Access Type

Honors Thesis -- Access Restricted On-Campus Only

Degree Name

Bachelors of Arts (BA)




Kim Wheatley

Committee Members

Kathrin Levitan

Adam Potkay

Erin Webster

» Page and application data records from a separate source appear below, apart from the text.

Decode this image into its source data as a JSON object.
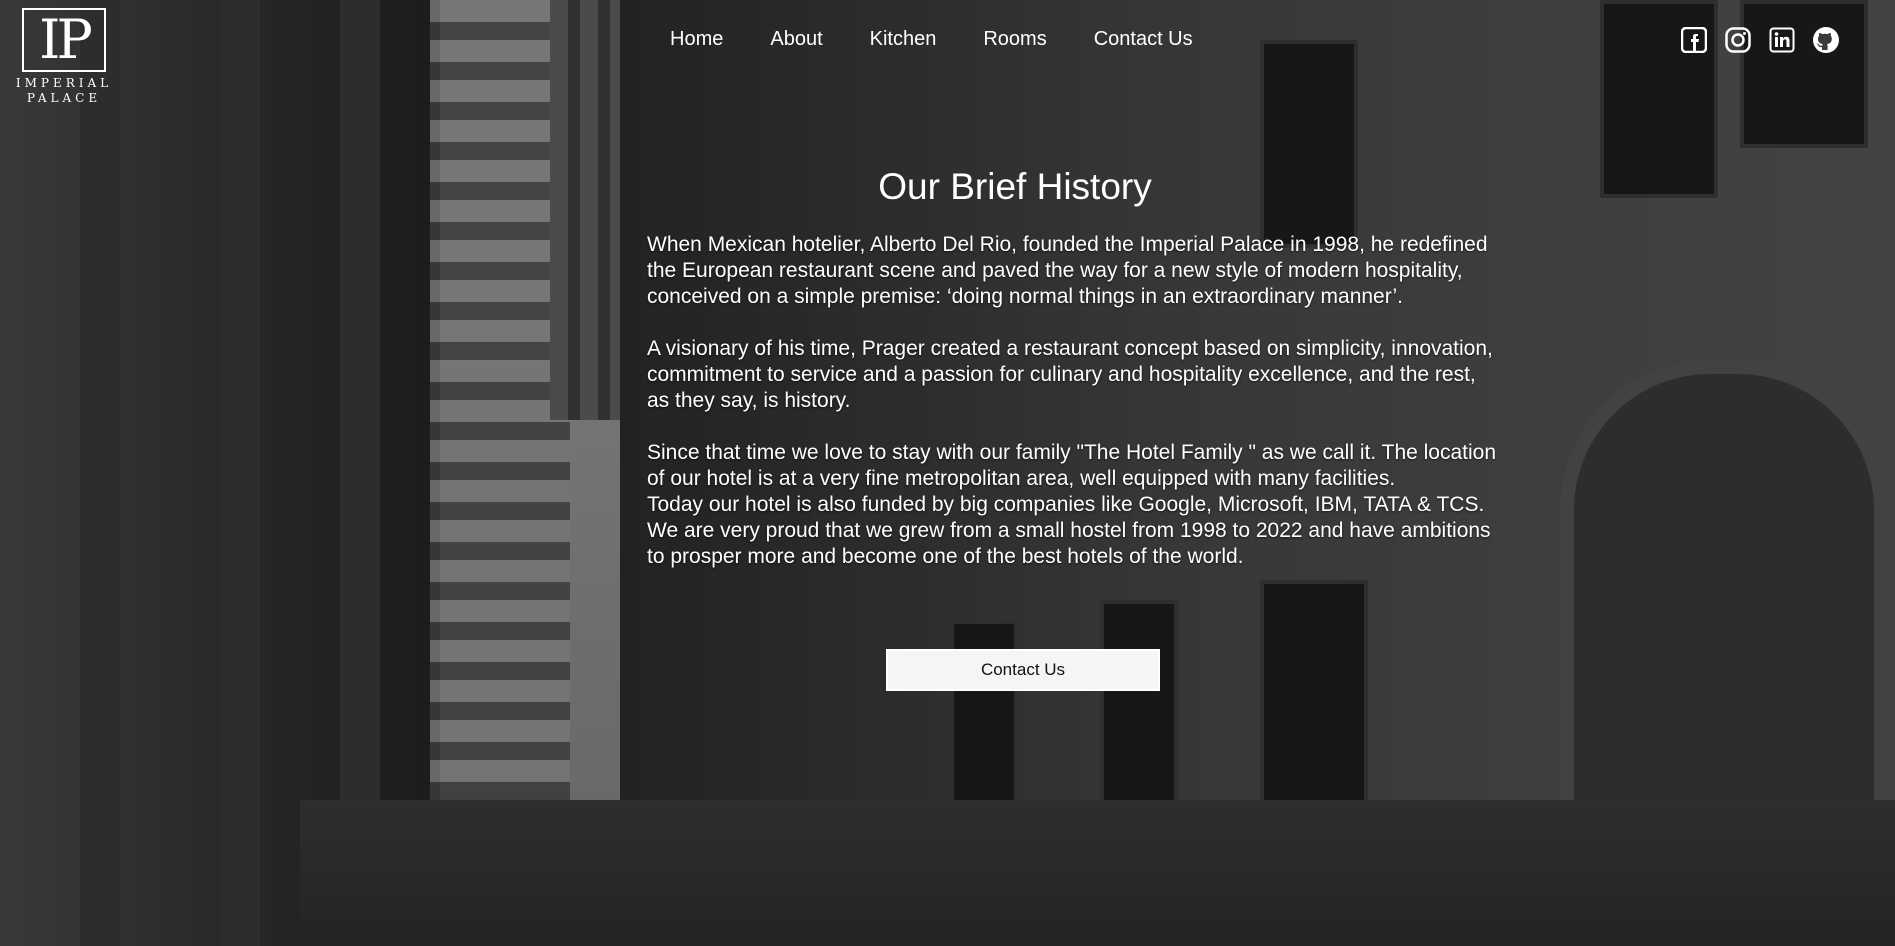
{
  "brand": {
    "monogram": "IP",
    "name_line1": "IMPERIAL",
    "name_line2": "PALACE"
  },
  "nav": [
    {
      "label": "Home"
    },
    {
      "label": "About"
    },
    {
      "label": "Kitchen"
    },
    {
      "label": "Rooms"
    },
    {
      "label": "Contact Us"
    }
  ],
  "social": [
    {
      "icon": "facebook-icon"
    },
    {
      "icon": "instagram-icon"
    },
    {
      "icon": "linkedin-icon"
    },
    {
      "icon": "github-icon"
    }
  ],
  "history": {
    "title": "Our Brief History",
    "paragraphs": [
      "When Mexican hotelier, Alberto Del Rio, founded the Imperial Palace in 1998, he redefined the European restaurant scene and paved the way for a new style of modern hospitality, conceived on a simple premise: ‘doing normal things in an extraordinary manner’.",
      "A visionary of his time, Prager created a restaurant concept based on simplicity, innovation, commitment to service and a passion for culinary and hospitality excellence, and the rest, as they say, is history.",
      "Since that time we love to stay with our family \"The Hotel Family \" as we call it. The location of our hotel is at a very fine metropolitan area, well equipped with many facilities.",
      "Today our hotel is also funded by big companies like Google, Microsoft, IBM, TATA & TCS. We are very proud that we grew from a small hostel from 1998 to 2022 and have ambitions to prosper more and become one of the best hotels of the world."
    ],
    "button_label": "Contact Us"
  },
  "colors": {
    "text": "#ffffff",
    "button_bg": "#f5f5f5",
    "button_text": "#111111"
  }
}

William Wordsworth provided the world with poetic expressions of a generation influenced by political upheaval, social disorder, and war. As the future of the British identity grew ambiguous amidst the rapid changes associated with industrialization, Wordsworth interwove nostalgia for a bucolic past with anxiety towards a modern future. Certain national debates on labor and the French Revolution nudged Wordsworth in the conservative direction much earlier than some of his contemporaries, and by later life his fervors for nationalism and for the protection of strict English values announced his emergence as a true Tory. Property stands at the center of Wordsworth’s traditionalism, and his later transformation into a conservative was encouraged by his belief that rural English labor reinforced virtues such as self-reliance and humility that gave meaning to life. Wordsworth’s love of land inevitably brings into question his perspective on the abolition of human property; a letter written to Benjamin Dockray in 1833 most accurately conveys the poet’s conservative political opinions, as he insisted that “slavery is not in itself at all times and under all circumstances to be deplored.” While Wordsworth’s growing conservatism was not simply some anomalous phenomenon (indeed many Romantics grew less liberal over time), his personal maturation into a traditionalist deserves research because the nature of his traditionalism is so difficult to trace to one influence. By bringing together letters, political and historical backgrounds, and Wordsworth’s poetry, I hope to show that Wordsworth’s opinion on the emancipation of British colonial slaves was inextricably linked to his fear of immediate change within the empire itself, and how he specifically sought to preserve the rights of landowners. My research investigates the development of Wordsworth’s definition of property over time, addressing specifically how this definition related to slavery in Wordsworth’s published works. The main goal of my thesis is to prove that Wordsworth’s culminating view on slavery was an extension of his belief that protecting English property equated to protecting the traditions and virtues of the nation. The first section on property explains how Wordsworth connected agricultural labor to personal development, and more closely investigates how his poems utilize images of rural land as symbols for a traditional, virtuous English nation. The second section discusses Wordsworth’s transformation from a self-proclaimed republican into a conservative, and how limited the definitions of freedom in his poetry are. The third section on transatlantic slavery and British colonialism will more closely connect readers to the abolitionist influences around Wordsworth; I will then examine his racialized poems that address the theme of slavery implicitly or explicitly, with the hope of revealing a narrative of his platform on the continuation of the British tradition as a farming nation. Wordsworth’s response to colonial slavery in 1833 was not manufactured out of one vein of belief; philosophies on land ownership, personal freedom, and national identity all shaped his culminating conservative stance.

On-Campus Access Only